_PROMPT_
Write only the number of lines in the data that contain the word "active".

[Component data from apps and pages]
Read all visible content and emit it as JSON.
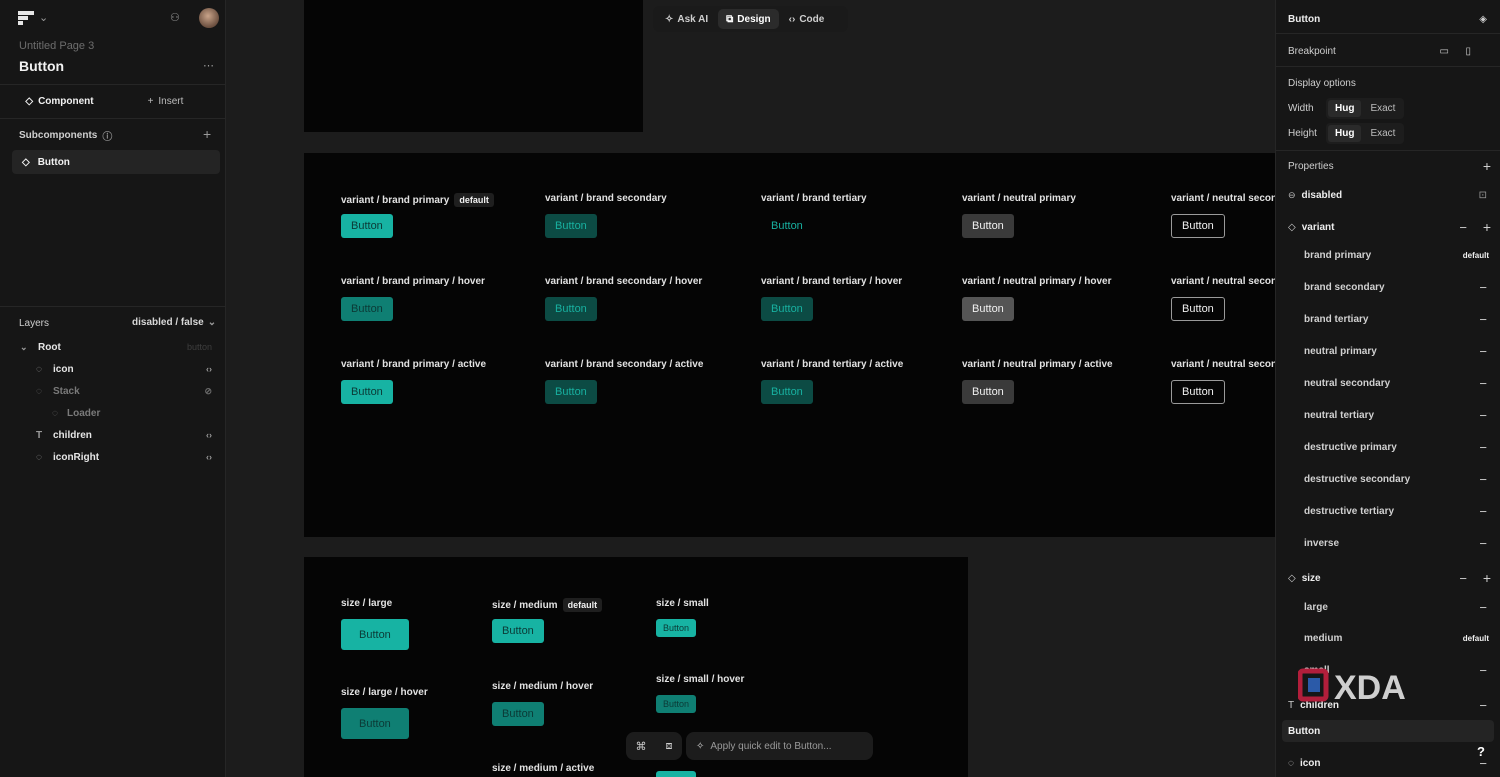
{
  "left_panel": {
    "page_title": "Untitled Page 3",
    "component_name": "Button",
    "tabs": [
      {
        "label": "Component"
      },
      {
        "label": "Insert"
      }
    ],
    "subcomponents_label": "Subcomponents",
    "subcomponent_item": "Button",
    "layers_label": "Layers",
    "layers_filter": "disabled / false",
    "layers": [
      {
        "label": "Root",
        "tag": "button"
      },
      {
        "label": "icon"
      },
      {
        "label": "Stack"
      },
      {
        "label": "Loader"
      },
      {
        "label": "children"
      },
      {
        "label": "iconRight"
      }
    ]
  },
  "toolbar": {
    "items": [
      {
        "label": "Ask AI"
      },
      {
        "label": "Design"
      },
      {
        "label": "Code"
      }
    ]
  },
  "canvas": {
    "variants": [
      {
        "label": "variant  / brand primary",
        "badge": "default",
        "button": "Button"
      },
      {
        "label": "variant  / brand secondary",
        "button": "Button"
      },
      {
        "label": "variant  / brand tertiary",
        "button": "Button"
      },
      {
        "label": "variant  / neutral primary",
        "button": "Button"
      },
      {
        "label": "variant  / neutral secon",
        "button": "Button"
      },
      {
        "label": "variant  / brand primary  / hover",
        "button": "Button"
      },
      {
        "label": "variant  / brand secondary  / hover",
        "button": "Button"
      },
      {
        "label": "variant  / brand tertiary  / hover",
        "button": "Button"
      },
      {
        "label": "variant  / neutral primary  / hover",
        "button": "Button"
      },
      {
        "label": "variant  / neutral secon",
        "button": "Button"
      },
      {
        "label": "variant  / brand primary  / active",
        "button": "Button"
      },
      {
        "label": "variant  / brand secondary  / active",
        "button": "Button"
      },
      {
        "label": "variant  / brand tertiary  / active",
        "button": "Button"
      },
      {
        "label": "variant  / neutral primary  / active",
        "button": "Button"
      },
      {
        "label": "variant  / neutral secon",
        "button": "Button"
      }
    ],
    "sizes": [
      {
        "label": "size  / large",
        "button": "Button"
      },
      {
        "label": "size  / medium",
        "badge": "default",
        "button": "Button"
      },
      {
        "label": "size  / small",
        "button": "Button"
      },
      {
        "label": "size  / large  / hover",
        "button": "Button"
      },
      {
        "label": "size  / medium  / hover",
        "button": "Button"
      },
      {
        "label": "size  / small  / hover",
        "button": "Button"
      },
      {
        "label": "size  / medium  / active"
      }
    ]
  },
  "quick_edit": {
    "placeholder": "Apply quick edit to Button..."
  },
  "right_panel": {
    "title": "Button",
    "breakpoint_label": "Breakpoint",
    "display_options_label": "Display options",
    "width_label": "Width",
    "height_label": "Height",
    "segment_options": [
      "Hug",
      "Exact"
    ],
    "properties_label": "Properties",
    "prop_disabled": "disabled",
    "prop_variant": "variant",
    "variant_options": [
      {
        "label": "brand primary",
        "badge": "default"
      },
      {
        "label": "brand secondary"
      },
      {
        "label": "brand tertiary"
      },
      {
        "label": "neutral primary"
      },
      {
        "label": "neutral secondary"
      },
      {
        "label": "neutral tertiary"
      },
      {
        "label": "destructive primary"
      },
      {
        "label": "destructive secondary"
      },
      {
        "label": "destructive tertiary"
      },
      {
        "label": "inverse"
      }
    ],
    "prop_size": "size",
    "size_options": [
      {
        "label": "large"
      },
      {
        "label": "medium",
        "badge": "default"
      },
      {
        "label": "small"
      }
    ],
    "prop_children": "children",
    "children_value": "Button",
    "prop_icon": "icon"
  },
  "watermark": {
    "text": "XDA"
  },
  "help_label": "?",
  "colors": {
    "brand": "#17b3a3",
    "canvas_bg": "#1c1c1c",
    "frame_bg": "#050505",
    "panel_bg": "#161616"
  }
}
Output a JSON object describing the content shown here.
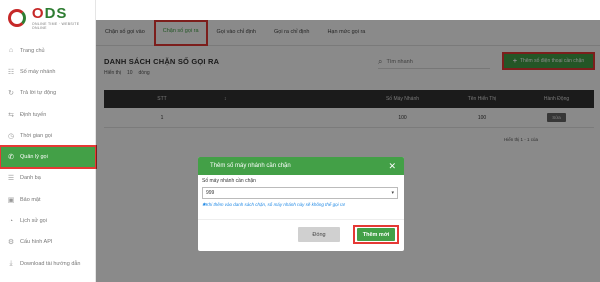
{
  "logo": {
    "word_o": "O",
    "word_ds": "DS",
    "tagline": "ONLINE TIME · WEBSITE ONLINE"
  },
  "sidebar": {
    "items": [
      {
        "label": "Trang chủ",
        "icon": "home-icon",
        "glyph": "⌂"
      },
      {
        "label": "Số máy nhánh",
        "icon": "extension-icon",
        "glyph": "☷"
      },
      {
        "label": "Trả lời tự động",
        "icon": "auto-reply-icon",
        "glyph": "↻"
      },
      {
        "label": "Định tuyến",
        "icon": "route-icon",
        "glyph": "⇆"
      },
      {
        "label": "Thời gian gọi",
        "icon": "clock-icon",
        "glyph": "◷"
      },
      {
        "label": "Quản lý gọi",
        "icon": "phone-icon",
        "glyph": "✆",
        "active": true
      },
      {
        "label": "Danh bạ",
        "icon": "contacts-icon",
        "glyph": "☰"
      },
      {
        "label": "Bảo mật",
        "icon": "lock-icon",
        "glyph": "▣"
      },
      {
        "label": "Lịch sử gọi",
        "icon": "history-icon",
        "glyph": "◔"
      },
      {
        "label": "Cấu hình API",
        "icon": "api-icon",
        "glyph": "⚙"
      },
      {
        "label": "Download tài hướng dẫn",
        "icon": "download-icon",
        "glyph": "⤓"
      }
    ]
  },
  "tabs": [
    {
      "label": "Chặn số gọi vào"
    },
    {
      "label": "Chặn số gọi ra",
      "active": true
    },
    {
      "label": "Gọi vào chỉ định"
    },
    {
      "label": "Gọi ra chỉ định"
    },
    {
      "label": "Hạn mức gọi ra"
    }
  ],
  "main": {
    "title": "DANH SÁCH CHẶN SỐ GỌI RA",
    "show_prefix": "Hiển thị",
    "show_count": "10",
    "show_suffix": "dòng",
    "search_placeholder": "Tìm nhanh",
    "add_phone_label": "Thêm số điện thoại cần chặn",
    "pager_info": "Hiển thị 1 - 1 của"
  },
  "table": {
    "headers": [
      "STT",
      "↕",
      "Số Máy Nhánh",
      "Tên Hiển Thị",
      "Hành Động"
    ],
    "rows": [
      {
        "stt": "1",
        "ext": "100",
        "name": "100",
        "action": "Sửa"
      }
    ]
  },
  "modal": {
    "title": "Thêm số máy nhánh cần chặn",
    "close": "✕",
    "field_label": "Số máy nhánh cần chặn",
    "selected": "999",
    "note": "✱Khi thêm vào danh sách chặn, số máy nhánh này sẽ không thể gọi ra!",
    "close_button": "Đóng",
    "add_button": "Thêm mới"
  },
  "colors": {
    "accent": "#43a047",
    "highlight": "#e53935",
    "header_dark": "#333333",
    "note_blue": "#1e88e5"
  }
}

_ANSWER TO THE PROBLEM_
7